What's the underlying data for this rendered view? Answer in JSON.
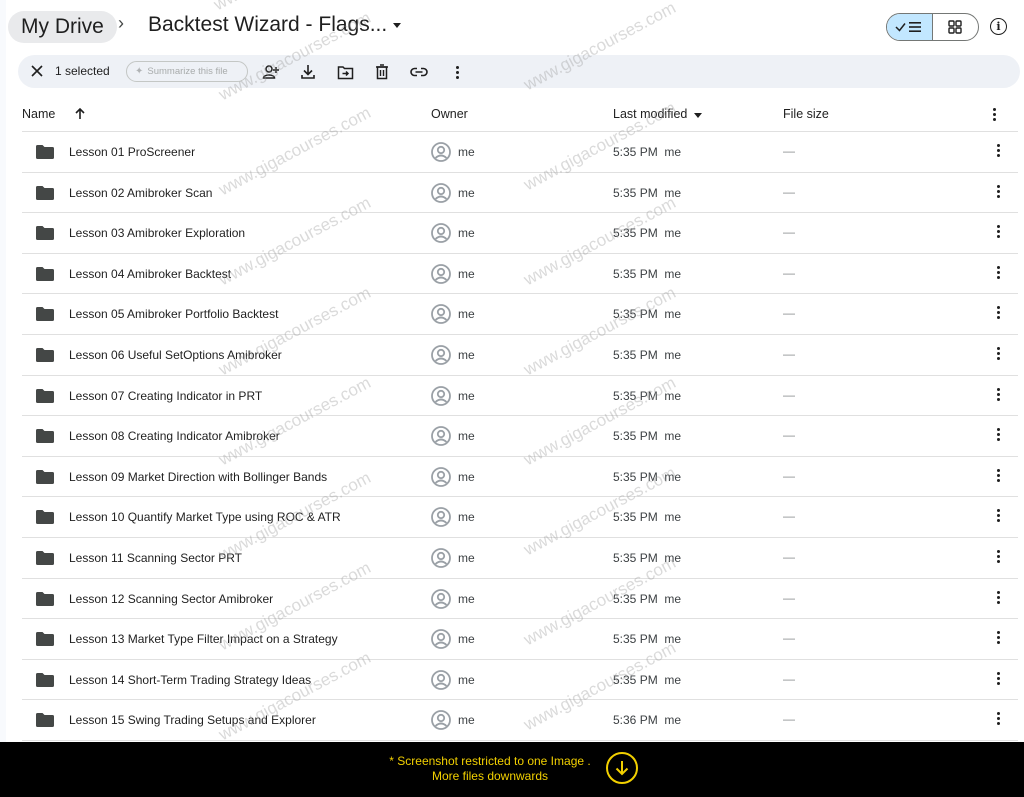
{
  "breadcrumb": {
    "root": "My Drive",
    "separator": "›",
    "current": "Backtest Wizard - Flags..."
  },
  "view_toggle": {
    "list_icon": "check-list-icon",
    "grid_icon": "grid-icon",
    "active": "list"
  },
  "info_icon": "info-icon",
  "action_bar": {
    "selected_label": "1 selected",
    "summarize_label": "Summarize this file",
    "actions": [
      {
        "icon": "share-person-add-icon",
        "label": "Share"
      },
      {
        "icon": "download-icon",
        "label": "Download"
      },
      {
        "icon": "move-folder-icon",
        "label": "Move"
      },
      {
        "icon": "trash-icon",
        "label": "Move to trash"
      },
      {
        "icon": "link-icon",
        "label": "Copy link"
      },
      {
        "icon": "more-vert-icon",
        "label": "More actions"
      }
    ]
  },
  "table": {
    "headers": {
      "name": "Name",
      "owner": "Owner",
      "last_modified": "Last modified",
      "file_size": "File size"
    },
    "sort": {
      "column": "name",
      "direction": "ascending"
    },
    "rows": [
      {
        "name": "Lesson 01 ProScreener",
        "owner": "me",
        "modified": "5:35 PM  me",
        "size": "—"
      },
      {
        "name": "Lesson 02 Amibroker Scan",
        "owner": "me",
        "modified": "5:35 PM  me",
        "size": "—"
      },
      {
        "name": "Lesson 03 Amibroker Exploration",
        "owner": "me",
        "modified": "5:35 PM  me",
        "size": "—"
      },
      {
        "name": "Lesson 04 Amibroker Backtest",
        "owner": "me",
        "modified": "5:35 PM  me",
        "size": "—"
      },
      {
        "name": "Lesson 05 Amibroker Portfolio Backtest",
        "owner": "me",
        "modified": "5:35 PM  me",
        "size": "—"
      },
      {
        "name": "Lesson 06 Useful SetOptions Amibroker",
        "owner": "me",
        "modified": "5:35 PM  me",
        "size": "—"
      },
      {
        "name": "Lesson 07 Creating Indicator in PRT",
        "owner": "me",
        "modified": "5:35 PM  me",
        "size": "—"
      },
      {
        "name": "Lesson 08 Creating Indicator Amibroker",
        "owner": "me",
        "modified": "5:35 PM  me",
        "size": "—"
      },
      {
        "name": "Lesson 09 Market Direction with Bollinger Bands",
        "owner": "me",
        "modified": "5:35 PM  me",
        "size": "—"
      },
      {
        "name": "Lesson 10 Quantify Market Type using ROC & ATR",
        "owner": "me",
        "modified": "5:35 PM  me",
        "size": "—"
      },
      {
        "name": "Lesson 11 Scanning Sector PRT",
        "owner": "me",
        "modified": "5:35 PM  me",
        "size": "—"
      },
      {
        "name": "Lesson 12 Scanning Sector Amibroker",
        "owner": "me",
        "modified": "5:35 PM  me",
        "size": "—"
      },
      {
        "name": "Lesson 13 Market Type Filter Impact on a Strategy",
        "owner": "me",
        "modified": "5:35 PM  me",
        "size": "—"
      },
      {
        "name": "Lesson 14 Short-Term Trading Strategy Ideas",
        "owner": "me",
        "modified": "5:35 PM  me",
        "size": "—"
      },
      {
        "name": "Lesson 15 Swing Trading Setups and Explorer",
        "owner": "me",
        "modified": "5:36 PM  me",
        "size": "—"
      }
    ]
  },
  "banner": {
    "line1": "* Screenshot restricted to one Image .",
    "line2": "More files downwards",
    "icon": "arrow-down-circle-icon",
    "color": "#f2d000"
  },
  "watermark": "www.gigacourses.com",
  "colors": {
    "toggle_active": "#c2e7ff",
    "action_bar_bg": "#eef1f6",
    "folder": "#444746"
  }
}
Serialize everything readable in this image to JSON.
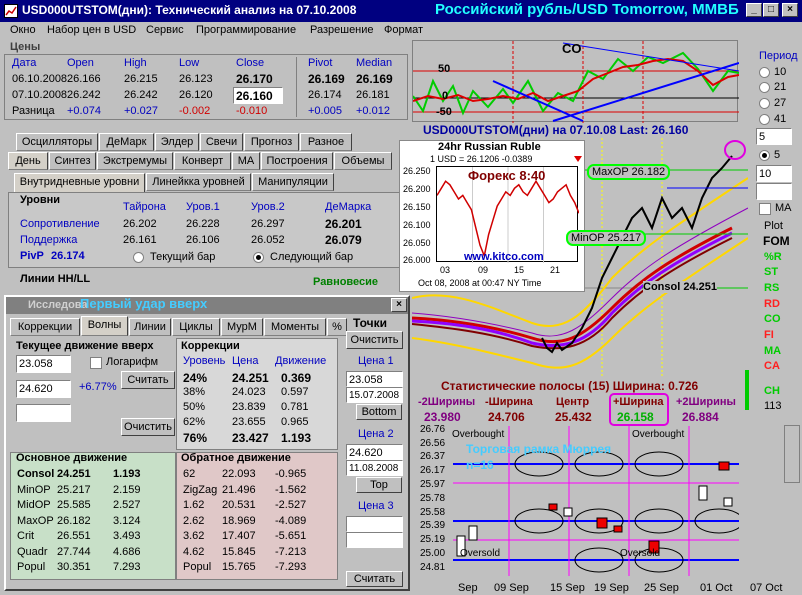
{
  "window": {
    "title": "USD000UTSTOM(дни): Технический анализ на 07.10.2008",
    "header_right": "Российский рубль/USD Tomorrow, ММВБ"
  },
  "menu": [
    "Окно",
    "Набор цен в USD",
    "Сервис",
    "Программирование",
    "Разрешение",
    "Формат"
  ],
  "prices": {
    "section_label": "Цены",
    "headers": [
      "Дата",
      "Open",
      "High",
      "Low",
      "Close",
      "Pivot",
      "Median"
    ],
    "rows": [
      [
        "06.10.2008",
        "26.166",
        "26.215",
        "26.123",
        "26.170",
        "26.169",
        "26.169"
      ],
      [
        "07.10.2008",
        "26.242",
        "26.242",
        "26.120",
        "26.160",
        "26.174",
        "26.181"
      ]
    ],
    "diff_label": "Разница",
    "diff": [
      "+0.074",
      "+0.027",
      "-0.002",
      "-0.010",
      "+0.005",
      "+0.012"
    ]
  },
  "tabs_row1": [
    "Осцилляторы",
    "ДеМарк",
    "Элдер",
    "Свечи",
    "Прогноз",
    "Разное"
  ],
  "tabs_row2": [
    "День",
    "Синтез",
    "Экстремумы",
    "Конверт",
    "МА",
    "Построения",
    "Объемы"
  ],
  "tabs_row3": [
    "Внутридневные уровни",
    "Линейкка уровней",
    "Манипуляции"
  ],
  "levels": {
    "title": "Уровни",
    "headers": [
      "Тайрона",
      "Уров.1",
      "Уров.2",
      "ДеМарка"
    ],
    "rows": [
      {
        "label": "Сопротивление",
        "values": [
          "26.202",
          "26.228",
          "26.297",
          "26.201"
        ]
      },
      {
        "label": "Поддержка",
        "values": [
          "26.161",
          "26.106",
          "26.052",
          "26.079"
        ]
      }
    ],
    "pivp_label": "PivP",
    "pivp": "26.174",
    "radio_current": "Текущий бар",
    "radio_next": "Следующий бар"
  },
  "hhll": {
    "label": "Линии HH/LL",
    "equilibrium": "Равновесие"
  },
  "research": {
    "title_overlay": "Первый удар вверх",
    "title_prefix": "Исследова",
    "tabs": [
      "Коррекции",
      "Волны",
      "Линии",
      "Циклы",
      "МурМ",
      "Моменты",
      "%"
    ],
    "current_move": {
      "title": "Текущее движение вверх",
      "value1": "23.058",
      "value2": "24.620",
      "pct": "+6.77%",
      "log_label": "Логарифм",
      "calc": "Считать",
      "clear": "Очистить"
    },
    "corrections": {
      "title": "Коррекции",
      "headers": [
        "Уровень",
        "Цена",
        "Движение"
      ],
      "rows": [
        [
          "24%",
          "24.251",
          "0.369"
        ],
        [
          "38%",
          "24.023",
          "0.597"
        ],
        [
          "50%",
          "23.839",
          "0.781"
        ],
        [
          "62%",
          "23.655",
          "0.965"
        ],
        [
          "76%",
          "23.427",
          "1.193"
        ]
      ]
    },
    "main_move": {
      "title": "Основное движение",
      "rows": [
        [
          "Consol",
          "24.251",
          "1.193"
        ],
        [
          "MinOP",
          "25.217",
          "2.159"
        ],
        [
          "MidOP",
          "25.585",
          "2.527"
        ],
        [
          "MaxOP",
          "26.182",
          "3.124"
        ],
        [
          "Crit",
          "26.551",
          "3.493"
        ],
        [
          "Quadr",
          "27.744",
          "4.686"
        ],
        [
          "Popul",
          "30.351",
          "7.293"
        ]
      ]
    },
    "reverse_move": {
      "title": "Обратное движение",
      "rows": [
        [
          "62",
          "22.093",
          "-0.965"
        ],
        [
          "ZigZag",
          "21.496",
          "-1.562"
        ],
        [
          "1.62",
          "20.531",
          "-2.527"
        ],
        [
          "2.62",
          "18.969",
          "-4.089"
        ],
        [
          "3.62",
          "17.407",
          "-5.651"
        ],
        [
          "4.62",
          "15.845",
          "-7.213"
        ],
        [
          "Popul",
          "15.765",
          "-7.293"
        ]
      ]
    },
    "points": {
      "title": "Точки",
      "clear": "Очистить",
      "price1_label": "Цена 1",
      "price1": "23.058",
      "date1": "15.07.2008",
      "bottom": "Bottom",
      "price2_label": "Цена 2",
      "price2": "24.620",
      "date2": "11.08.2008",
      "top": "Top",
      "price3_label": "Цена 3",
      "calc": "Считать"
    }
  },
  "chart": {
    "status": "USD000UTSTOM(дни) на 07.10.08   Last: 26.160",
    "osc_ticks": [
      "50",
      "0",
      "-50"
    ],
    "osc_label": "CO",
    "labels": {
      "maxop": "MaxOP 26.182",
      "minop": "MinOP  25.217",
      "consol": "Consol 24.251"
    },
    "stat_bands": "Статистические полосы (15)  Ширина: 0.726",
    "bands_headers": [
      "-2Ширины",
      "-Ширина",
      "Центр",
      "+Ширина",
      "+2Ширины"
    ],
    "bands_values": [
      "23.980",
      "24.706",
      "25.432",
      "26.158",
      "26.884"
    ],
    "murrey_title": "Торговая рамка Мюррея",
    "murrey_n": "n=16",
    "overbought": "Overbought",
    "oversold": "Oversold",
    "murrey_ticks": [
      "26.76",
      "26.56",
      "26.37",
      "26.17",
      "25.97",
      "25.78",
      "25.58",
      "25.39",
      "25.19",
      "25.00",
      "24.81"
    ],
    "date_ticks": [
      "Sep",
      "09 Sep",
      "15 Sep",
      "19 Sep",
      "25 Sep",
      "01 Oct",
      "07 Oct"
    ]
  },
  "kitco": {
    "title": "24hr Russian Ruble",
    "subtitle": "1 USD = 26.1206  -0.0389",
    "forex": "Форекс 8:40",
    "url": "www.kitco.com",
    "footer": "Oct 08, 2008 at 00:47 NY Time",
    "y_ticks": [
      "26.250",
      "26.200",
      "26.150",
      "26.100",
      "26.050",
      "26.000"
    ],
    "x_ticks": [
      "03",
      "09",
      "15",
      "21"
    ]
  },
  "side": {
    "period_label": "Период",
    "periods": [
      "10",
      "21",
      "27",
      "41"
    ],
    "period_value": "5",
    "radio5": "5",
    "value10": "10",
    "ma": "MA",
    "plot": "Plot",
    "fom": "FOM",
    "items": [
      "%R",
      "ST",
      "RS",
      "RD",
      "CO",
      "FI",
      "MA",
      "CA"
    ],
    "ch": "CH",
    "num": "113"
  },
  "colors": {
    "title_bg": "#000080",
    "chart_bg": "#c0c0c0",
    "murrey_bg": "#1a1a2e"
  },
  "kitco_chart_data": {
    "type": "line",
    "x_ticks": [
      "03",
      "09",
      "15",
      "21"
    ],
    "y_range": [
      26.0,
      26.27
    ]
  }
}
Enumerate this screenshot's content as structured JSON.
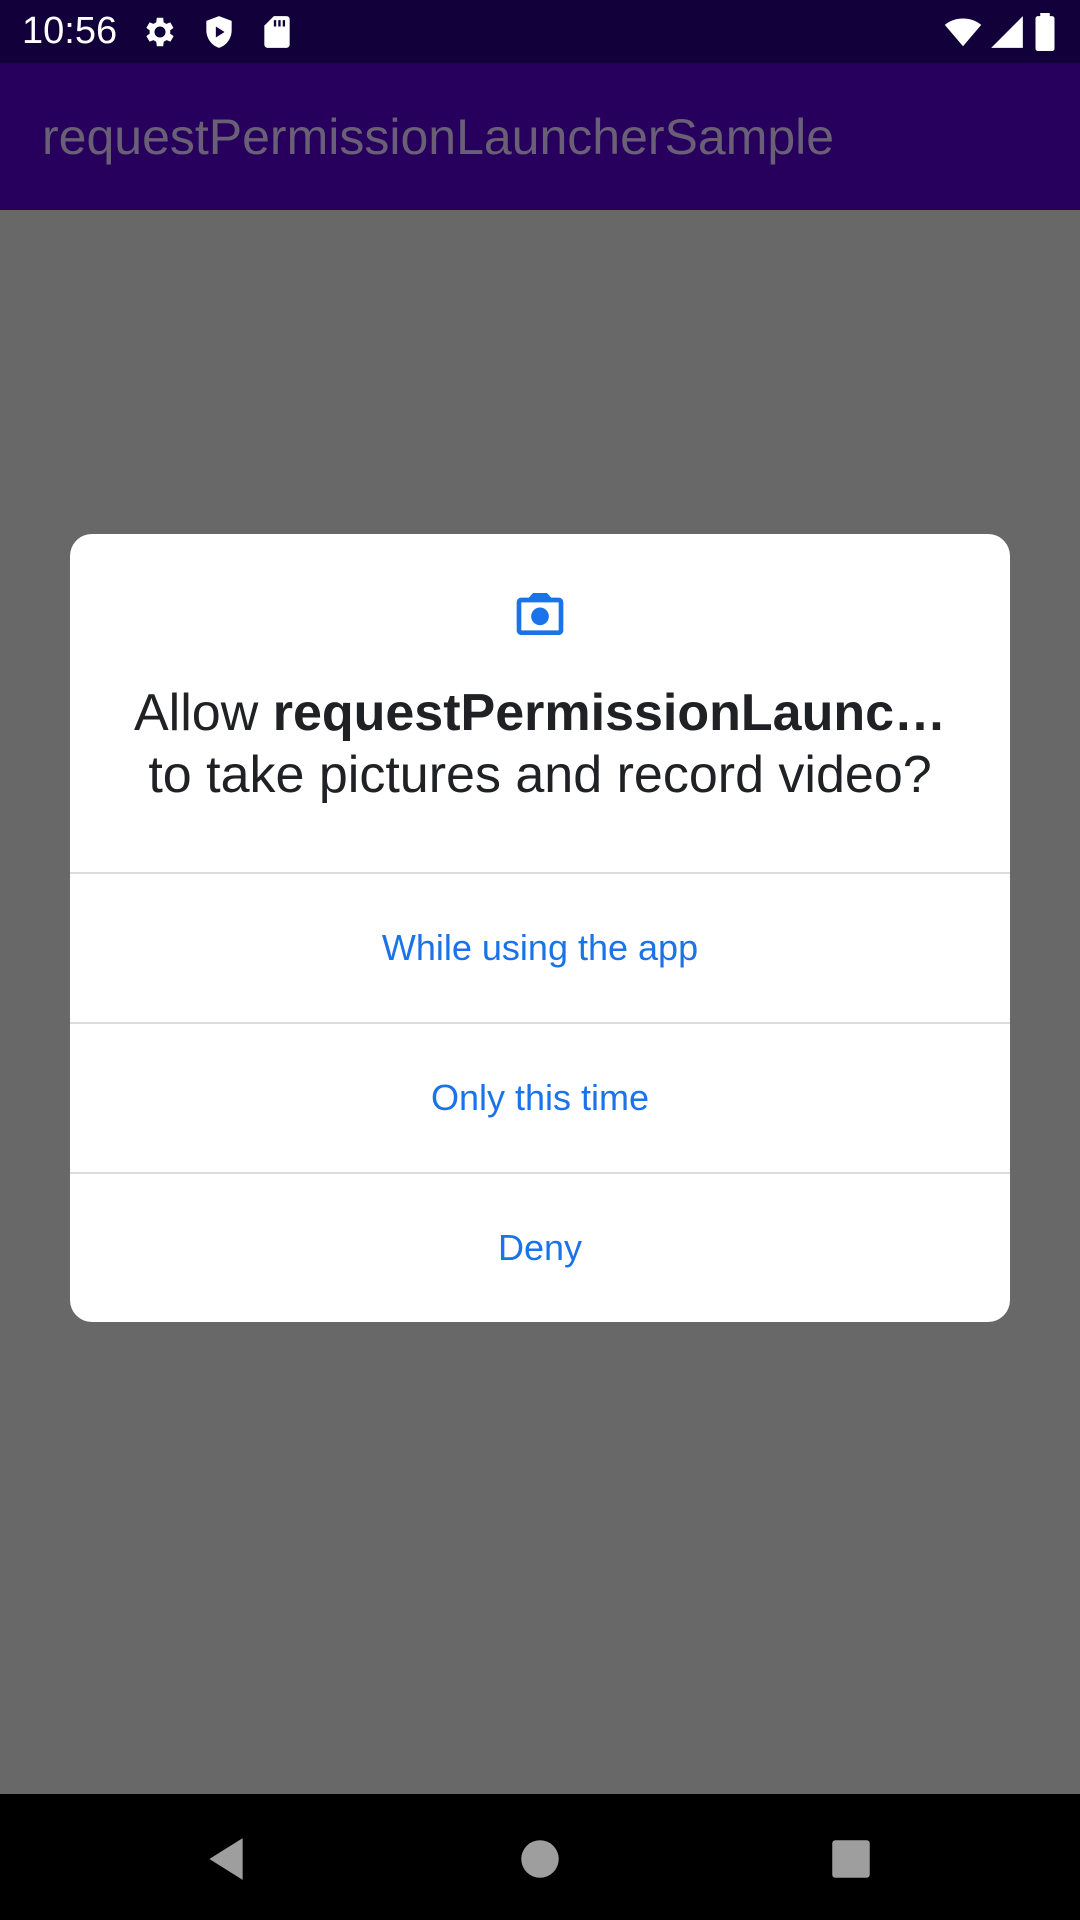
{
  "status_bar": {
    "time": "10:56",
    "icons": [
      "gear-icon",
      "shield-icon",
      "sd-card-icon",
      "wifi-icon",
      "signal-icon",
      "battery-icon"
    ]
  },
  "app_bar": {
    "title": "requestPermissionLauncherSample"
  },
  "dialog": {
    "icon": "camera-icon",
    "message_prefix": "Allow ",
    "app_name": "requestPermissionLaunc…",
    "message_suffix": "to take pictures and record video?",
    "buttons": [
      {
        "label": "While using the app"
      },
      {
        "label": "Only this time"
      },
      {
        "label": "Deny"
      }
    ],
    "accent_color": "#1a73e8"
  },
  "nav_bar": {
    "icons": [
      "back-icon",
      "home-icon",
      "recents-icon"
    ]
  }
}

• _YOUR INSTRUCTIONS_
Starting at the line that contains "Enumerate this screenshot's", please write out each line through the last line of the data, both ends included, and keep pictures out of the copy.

• _EXERCISE RESPONSE_
Enumerate this screenshot's content as structured JSON.
{
  "status_bar": {
    "time": "10:56",
    "icons": [
      "gear-icon",
      "shield-icon",
      "sd-card-icon",
      "wifi-icon",
      "signal-icon",
      "battery-icon"
    ]
  },
  "app_bar": {
    "title": "requestPermissionLauncherSample"
  },
  "dialog": {
    "icon": "camera-icon",
    "message_prefix": "Allow ",
    "app_name": "requestPermissionLaunc…",
    "message_suffix": "to take pictures and record video?",
    "buttons": [
      {
        "label": "While using the app"
      },
      {
        "label": "Only this time"
      },
      {
        "label": "Deny"
      }
    ],
    "accent_color": "#1a73e8"
  },
  "nav_bar": {
    "icons": [
      "back-icon",
      "home-icon",
      "recents-icon"
    ]
  }
}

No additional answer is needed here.